┌──

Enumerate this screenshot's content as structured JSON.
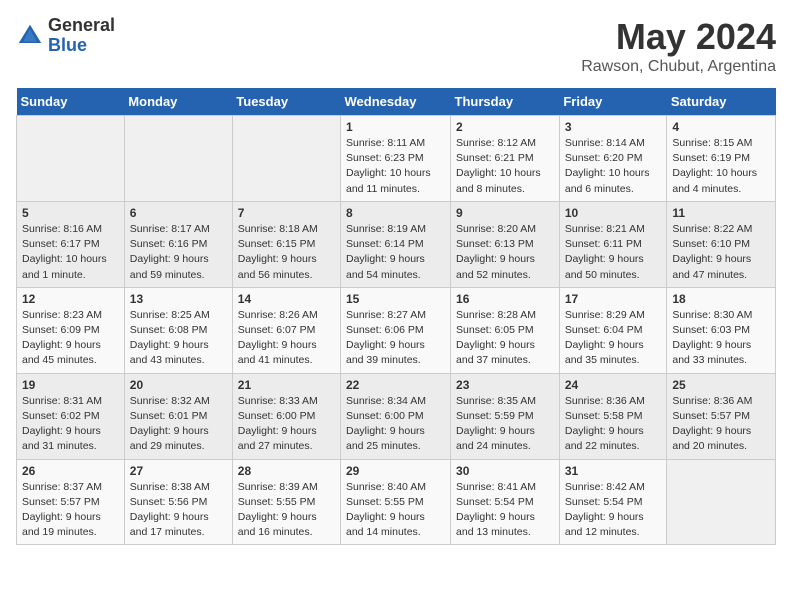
{
  "header": {
    "logo_general": "General",
    "logo_blue": "Blue",
    "main_title": "May 2024",
    "subtitle": "Rawson, Chubut, Argentina"
  },
  "days_of_week": [
    "Sunday",
    "Monday",
    "Tuesday",
    "Wednesday",
    "Thursday",
    "Friday",
    "Saturday"
  ],
  "weeks": [
    [
      {
        "day": "",
        "info": ""
      },
      {
        "day": "",
        "info": ""
      },
      {
        "day": "",
        "info": ""
      },
      {
        "day": "1",
        "info": "Sunrise: 8:11 AM\nSunset: 6:23 PM\nDaylight: 10 hours\nand 11 minutes."
      },
      {
        "day": "2",
        "info": "Sunrise: 8:12 AM\nSunset: 6:21 PM\nDaylight: 10 hours\nand 8 minutes."
      },
      {
        "day": "3",
        "info": "Sunrise: 8:14 AM\nSunset: 6:20 PM\nDaylight: 10 hours\nand 6 minutes."
      },
      {
        "day": "4",
        "info": "Sunrise: 8:15 AM\nSunset: 6:19 PM\nDaylight: 10 hours\nand 4 minutes."
      }
    ],
    [
      {
        "day": "5",
        "info": "Sunrise: 8:16 AM\nSunset: 6:17 PM\nDaylight: 10 hours\nand 1 minute."
      },
      {
        "day": "6",
        "info": "Sunrise: 8:17 AM\nSunset: 6:16 PM\nDaylight: 9 hours\nand 59 minutes."
      },
      {
        "day": "7",
        "info": "Sunrise: 8:18 AM\nSunset: 6:15 PM\nDaylight: 9 hours\nand 56 minutes."
      },
      {
        "day": "8",
        "info": "Sunrise: 8:19 AM\nSunset: 6:14 PM\nDaylight: 9 hours\nand 54 minutes."
      },
      {
        "day": "9",
        "info": "Sunrise: 8:20 AM\nSunset: 6:13 PM\nDaylight: 9 hours\nand 52 minutes."
      },
      {
        "day": "10",
        "info": "Sunrise: 8:21 AM\nSunset: 6:11 PM\nDaylight: 9 hours\nand 50 minutes."
      },
      {
        "day": "11",
        "info": "Sunrise: 8:22 AM\nSunset: 6:10 PM\nDaylight: 9 hours\nand 47 minutes."
      }
    ],
    [
      {
        "day": "12",
        "info": "Sunrise: 8:23 AM\nSunset: 6:09 PM\nDaylight: 9 hours\nand 45 minutes."
      },
      {
        "day": "13",
        "info": "Sunrise: 8:25 AM\nSunset: 6:08 PM\nDaylight: 9 hours\nand 43 minutes."
      },
      {
        "day": "14",
        "info": "Sunrise: 8:26 AM\nSunset: 6:07 PM\nDaylight: 9 hours\nand 41 minutes."
      },
      {
        "day": "15",
        "info": "Sunrise: 8:27 AM\nSunset: 6:06 PM\nDaylight: 9 hours\nand 39 minutes."
      },
      {
        "day": "16",
        "info": "Sunrise: 8:28 AM\nSunset: 6:05 PM\nDaylight: 9 hours\nand 37 minutes."
      },
      {
        "day": "17",
        "info": "Sunrise: 8:29 AM\nSunset: 6:04 PM\nDaylight: 9 hours\nand 35 minutes."
      },
      {
        "day": "18",
        "info": "Sunrise: 8:30 AM\nSunset: 6:03 PM\nDaylight: 9 hours\nand 33 minutes."
      }
    ],
    [
      {
        "day": "19",
        "info": "Sunrise: 8:31 AM\nSunset: 6:02 PM\nDaylight: 9 hours\nand 31 minutes."
      },
      {
        "day": "20",
        "info": "Sunrise: 8:32 AM\nSunset: 6:01 PM\nDaylight: 9 hours\nand 29 minutes."
      },
      {
        "day": "21",
        "info": "Sunrise: 8:33 AM\nSunset: 6:00 PM\nDaylight: 9 hours\nand 27 minutes."
      },
      {
        "day": "22",
        "info": "Sunrise: 8:34 AM\nSunset: 6:00 PM\nDaylight: 9 hours\nand 25 minutes."
      },
      {
        "day": "23",
        "info": "Sunrise: 8:35 AM\nSunset: 5:59 PM\nDaylight: 9 hours\nand 24 minutes."
      },
      {
        "day": "24",
        "info": "Sunrise: 8:36 AM\nSunset: 5:58 PM\nDaylight: 9 hours\nand 22 minutes."
      },
      {
        "day": "25",
        "info": "Sunrise: 8:36 AM\nSunset: 5:57 PM\nDaylight: 9 hours\nand 20 minutes."
      }
    ],
    [
      {
        "day": "26",
        "info": "Sunrise: 8:37 AM\nSunset: 5:57 PM\nDaylight: 9 hours\nand 19 minutes."
      },
      {
        "day": "27",
        "info": "Sunrise: 8:38 AM\nSunset: 5:56 PM\nDaylight: 9 hours\nand 17 minutes."
      },
      {
        "day": "28",
        "info": "Sunrise: 8:39 AM\nSunset: 5:55 PM\nDaylight: 9 hours\nand 16 minutes."
      },
      {
        "day": "29",
        "info": "Sunrise: 8:40 AM\nSunset: 5:55 PM\nDaylight: 9 hours\nand 14 minutes."
      },
      {
        "day": "30",
        "info": "Sunrise: 8:41 AM\nSunset: 5:54 PM\nDaylight: 9 hours\nand 13 minutes."
      },
      {
        "day": "31",
        "info": "Sunrise: 8:42 AM\nSunset: 5:54 PM\nDaylight: 9 hours\nand 12 minutes."
      },
      {
        "day": "",
        "info": ""
      }
    ]
  ]
}
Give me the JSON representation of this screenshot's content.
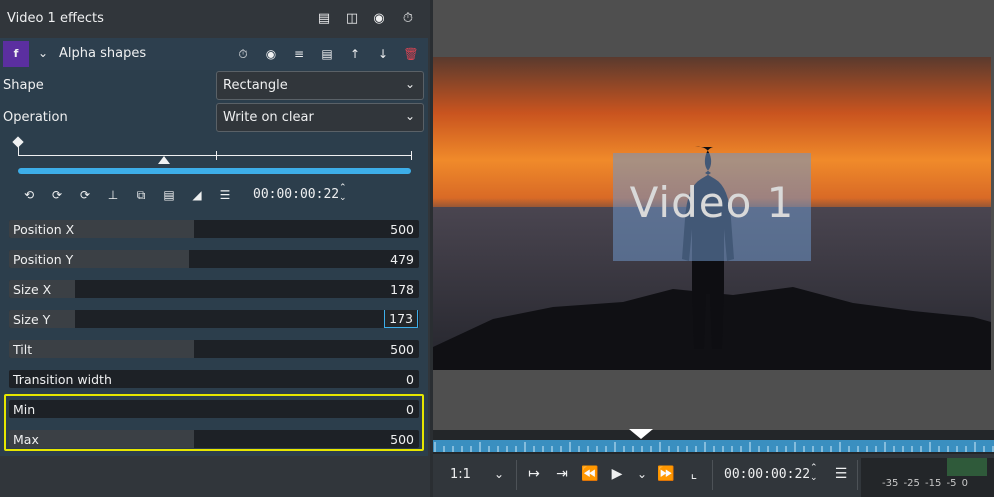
{
  "effects_panel": {
    "title": "Video 1 effects",
    "header_icons": [
      "save-stack-icon",
      "split-compare-icon",
      "eye-icon",
      "timer-icon"
    ],
    "effect": {
      "badge": "f",
      "name": "Alpha shapes",
      "row_icons": [
        "timer-icon",
        "eye-icon",
        "sliders-icon",
        "save-icon",
        "move-up-icon",
        "move-down-icon",
        "delete-icon"
      ],
      "shape_label": "Shape",
      "shape_value": "Rectangle",
      "operation_label": "Operation",
      "operation_value": "Write on clear",
      "keyframe_time": "00:00:00:22",
      "params": [
        {
          "label": "Position X",
          "value": "500",
          "fill": 0.45
        },
        {
          "label": "Position Y",
          "value": "479",
          "fill": 0.44
        },
        {
          "label": "Size X",
          "value": "178",
          "fill": 0.16
        },
        {
          "label": "Size Y",
          "value": "173",
          "fill": 0.16,
          "editing": true
        },
        {
          "label": "Tilt",
          "value": "500",
          "fill": 0.45
        },
        {
          "label": "Transition width",
          "value": "0",
          "fill": 0.0
        },
        {
          "label": "Min",
          "value": "0",
          "fill": 0.0
        },
        {
          "label": "Max",
          "value": "500",
          "fill": 0.45
        }
      ]
    }
  },
  "monitor": {
    "overlay_title": "Video 1",
    "zoom": "1:1",
    "timecode": "00:00:00:22",
    "meter_labels": "-35 -25 -15 -5 0",
    "colors": {
      "accent": "#3daee9",
      "highlight": "#e6e600"
    }
  }
}
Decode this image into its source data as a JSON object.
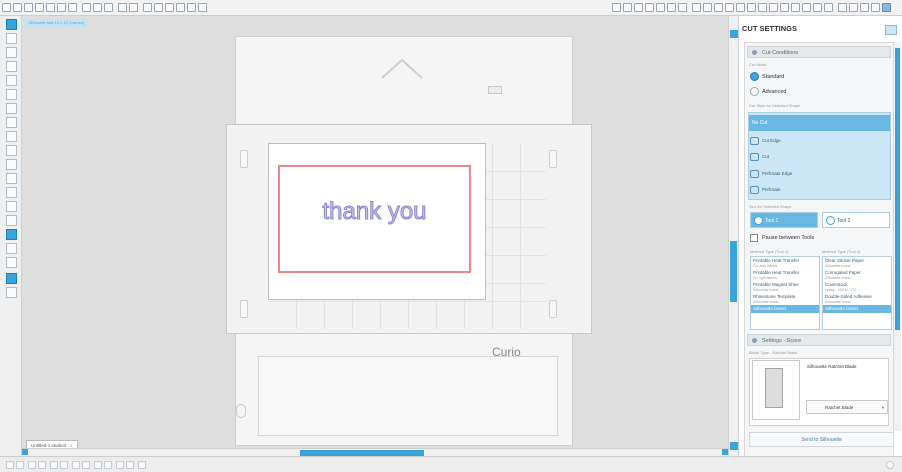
{
  "canvas": {
    "document_tab": "Silhouette Mat 12 x 12 (Cameo)",
    "file_tab": "Untitled-1.studio3",
    "file_tab_close": "x",
    "design_text": "thank you",
    "machine_logo": "Curio"
  },
  "panel": {
    "title": "CUT SETTINGS",
    "cut_conditions": {
      "header": "Cut Conditions",
      "cut_mode_label": "Cut Mode",
      "modes": [
        {
          "label": "Standard",
          "selected": true
        },
        {
          "label": "Advanced",
          "selected": false
        }
      ],
      "cut_style_label": "Cut Style for Selected Shape",
      "cut_styles": [
        "No Cut",
        "Cut Edge",
        "Cut",
        "Perforate Edge",
        "Perforate"
      ],
      "tool_label": "Tool for Selected Shape",
      "tools": [
        "Tool 1",
        "Tool 2"
      ],
      "pause_label": "Pause between Tools"
    },
    "materials": {
      "tool1_header": "Material Type (Tool 1)",
      "tool2_header": "Material Type (Tool 2)",
      "tool1_items": [
        {
          "name": "Printable Heat Transfer",
          "sub": "For dark fabrics"
        },
        {
          "name": "Printable Heat Transfer",
          "sub": "For light fabrics"
        },
        {
          "name": "Printable Magnet Shee",
          "sub": "Silhouette brand"
        },
        {
          "name": "Rhinestone Template",
          "sub": "Silhouette brand"
        },
        {
          "name": "Silhouette brand",
          "sub": ""
        }
      ],
      "tool2_items": [
        {
          "name": "Clear Sticker Paper",
          "sub": "Silhouette brand"
        },
        {
          "name": "Corrugated Paper",
          "sub": "Silhouette brand"
        },
        {
          "name": "Coverstock",
          "sub": "Heavy - 100 lb / 270"
        },
        {
          "name": "Double-Sided Adhesive",
          "sub": "Silhouette brand"
        },
        {
          "name": "Silhouette brand",
          "sub": ""
        }
      ],
      "add": "+",
      "remove": "-"
    },
    "settings": {
      "header": "Settings - Score",
      "blade_label": "Blade Type - Ratchet Blade",
      "blade_name": "Silhouette Ratchet Blade",
      "blade_select": "Ratchet Blade"
    },
    "send_button": "Send to Silhouette"
  },
  "colors": {
    "accent": "#3aa3d9",
    "cut_line": "#e8888a",
    "text_fill": "#c9c4e8"
  }
}
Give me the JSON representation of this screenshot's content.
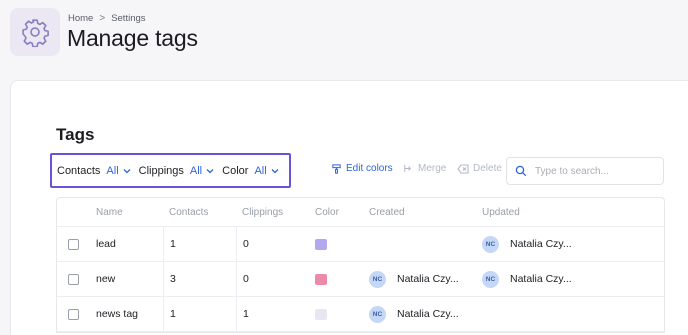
{
  "breadcrumb": {
    "home": "Home",
    "separator": ">",
    "current": "Settings"
  },
  "page": {
    "title": "Manage tags",
    "icon": "gear-icon"
  },
  "card": {
    "title": "Tags"
  },
  "filters": [
    {
      "label": "Contacts",
      "value": "All"
    },
    {
      "label": "Clippings",
      "value": "All"
    },
    {
      "label": "Color",
      "value": "All"
    }
  ],
  "toolbar": {
    "edit_colors": "Edit colors",
    "merge": "Merge",
    "delete": "Delete"
  },
  "search": {
    "placeholder": "Type to search..."
  },
  "table": {
    "columns": [
      "Name",
      "Contacts",
      "Clippings",
      "Color",
      "Created",
      "Updated"
    ],
    "rows": [
      {
        "name": "lead",
        "contacts": "1",
        "clippings": "0",
        "color": "#b4a6ef",
        "created_initials": "",
        "created_by": "",
        "updated_initials": "NC",
        "updated_by": "Natalia Czy..."
      },
      {
        "name": "new",
        "contacts": "3",
        "clippings": "0",
        "color": "#ec8aa9",
        "created_initials": "NC",
        "created_by": "Natalia Czy...",
        "updated_initials": "NC",
        "updated_by": "Natalia Czy..."
      },
      {
        "name": "news tag",
        "contacts": "1",
        "clippings": "1",
        "color": "#e9e6f1",
        "created_initials": "NC",
        "created_by": "Natalia Czy...",
        "updated_initials": "",
        "updated_by": ""
      }
    ]
  },
  "colors": {
    "accent": "#2f64d8",
    "focus_outline": "#6b52d8",
    "avatar_bg": "#c5d7f6"
  }
}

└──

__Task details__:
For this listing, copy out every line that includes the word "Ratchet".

__Answer__:
      "blade_label": "Blade Type - Ratchet Blade",
      "blade_name": "Silhouette Ratchet Blade",
      "blade_select": "Ratchet Blade"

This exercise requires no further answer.